2020 Textbook award-winning insight (Part 1): Purpose, timeline, and results

We recently reached out to winners of the 2020 TAA Textbook Awards and asked them to answer some questions about why they made the decision to write their textbook, strategies they used for successful writing, advice on contracts, editing, marketing, co-authoring, and more. We will be sharing their answers in a series of posts over the next few weeks.

This first installment of the five-part series focuses on why the authors decided to write their textbook, how long it took to complete the process, and the benefits and challenges of doing so.

Author Interview with Dr. Callie Rennison

Has this ever happened to you? You are reading online about someone’s work, then discover they are close-by in your own community? When I was looking at the impressive winners of this year’s TAA awards, I was struck by the fact that one SAGE author won prizes for two books. This is a very rigorous peer-reviewed award, so winning twice in the same year is remarkable. As luck would have it, Dr. Callie Rennison is a local.

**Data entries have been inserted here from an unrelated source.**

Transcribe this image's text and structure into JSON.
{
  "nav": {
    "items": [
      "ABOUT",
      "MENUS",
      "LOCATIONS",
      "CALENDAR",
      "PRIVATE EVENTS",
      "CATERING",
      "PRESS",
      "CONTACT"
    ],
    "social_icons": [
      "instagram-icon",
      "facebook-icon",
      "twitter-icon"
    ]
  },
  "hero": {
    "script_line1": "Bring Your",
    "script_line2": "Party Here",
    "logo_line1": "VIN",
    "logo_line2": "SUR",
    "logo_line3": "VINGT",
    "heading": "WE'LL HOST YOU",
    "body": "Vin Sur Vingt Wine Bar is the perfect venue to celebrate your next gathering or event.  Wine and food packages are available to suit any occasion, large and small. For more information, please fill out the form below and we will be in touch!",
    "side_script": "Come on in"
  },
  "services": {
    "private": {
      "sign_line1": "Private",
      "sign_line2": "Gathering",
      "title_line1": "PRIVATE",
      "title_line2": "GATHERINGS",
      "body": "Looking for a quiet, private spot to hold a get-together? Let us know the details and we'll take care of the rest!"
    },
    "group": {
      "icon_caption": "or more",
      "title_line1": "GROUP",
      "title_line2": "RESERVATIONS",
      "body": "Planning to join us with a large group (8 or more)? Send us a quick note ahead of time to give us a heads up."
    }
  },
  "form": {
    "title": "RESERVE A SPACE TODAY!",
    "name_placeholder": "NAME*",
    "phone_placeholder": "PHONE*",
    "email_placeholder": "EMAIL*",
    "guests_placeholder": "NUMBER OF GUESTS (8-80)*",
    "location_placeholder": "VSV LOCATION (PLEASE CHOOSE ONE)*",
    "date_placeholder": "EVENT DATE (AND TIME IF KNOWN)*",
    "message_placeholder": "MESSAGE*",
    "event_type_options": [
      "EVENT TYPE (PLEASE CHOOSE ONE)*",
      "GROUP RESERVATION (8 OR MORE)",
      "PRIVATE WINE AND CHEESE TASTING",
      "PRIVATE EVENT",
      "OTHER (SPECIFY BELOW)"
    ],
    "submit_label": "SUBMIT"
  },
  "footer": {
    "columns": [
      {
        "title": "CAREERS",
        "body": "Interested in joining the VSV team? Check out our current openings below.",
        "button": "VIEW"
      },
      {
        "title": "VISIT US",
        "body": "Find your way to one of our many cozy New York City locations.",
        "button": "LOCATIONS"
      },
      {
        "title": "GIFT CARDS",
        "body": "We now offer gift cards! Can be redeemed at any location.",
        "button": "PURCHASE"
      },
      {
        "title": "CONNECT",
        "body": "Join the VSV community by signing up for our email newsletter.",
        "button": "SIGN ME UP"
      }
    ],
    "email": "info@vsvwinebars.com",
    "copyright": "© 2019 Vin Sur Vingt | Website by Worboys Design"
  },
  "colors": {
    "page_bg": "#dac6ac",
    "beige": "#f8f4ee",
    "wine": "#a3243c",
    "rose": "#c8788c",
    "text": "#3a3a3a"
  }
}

Back in the halcyon days of last week, when we could actually meet someone in person for coffee, I had a chance to speak with her. I was so impressed by her whole approach to research, writing, and teaching, I wanted to give MethodSpace readers a chance to hear from her. So rather than give you a written exchange, we met in GoToWebinar for this interview.

Preparing for ripples, waves, and tsunamis in textbook and academic publishing

Kevin PattonRecently, we’ve seen shifts from print to digital, the rise of open educational resources and open-access journals, the consolidation of large publishers into mega-publishers, fundamental changes in how authors are compensated, and other significant changes to the nature of authoring. As we wait to see which of the ripples coming over the horizon dissipate and which become large—perhaps overwhelming—waves, what can we authors do to remain afloat?

Three main strategies can help academic and textbook authors continue to succeed as changes in textbooks, journals, or scholarly publications come along: vigilance, honing core skills, and agility.

Q&A: Writing professors’ rights: Can the university claim the rights to your publication?

Q: Writing professors’ rights: Can the university claim the rights to your publication/royalties based on your employment at the time of writing the manuscript?”

A: Brenda Ulrich, Partner, Archstone Law Group PC:

“It’s an interesting issue. Under standard employment law the employer owns anything created by the employee in the scope of their employment. And certainly writing and publishing scholarly work is considered to be in the scope of a professor’s job duties. However, within academia there is what is often called the “academic tradition,” namely, that professors and academics own their own scholarship.

Busy TAA People: Dave Dillon awarded Open Textbook Award

TAA member Dave Dillon has been awarded the Open Textbook Award for Excellence by the Open Education Consortium for his textbook, Blueprint for Success in College and Career. The book is designed to show how to be successful in college and career preparation, and focuses on study skills, time management, career exploration, health, and financial literacy.

The Open Textbook Award for Excellence is presented to high-quality innovative teaching and learning materials openly available online for everyone to use, reuse, revise, remix and redistribute.

The award is selected by the OE Awards Committee to recognize truly exceptional work in Open Education. “We applaud your dedication to openness, access, high quality and innovation shown by your work and vision,” said Marcela Morales, Director of Community Relations for the Open Education Consortium.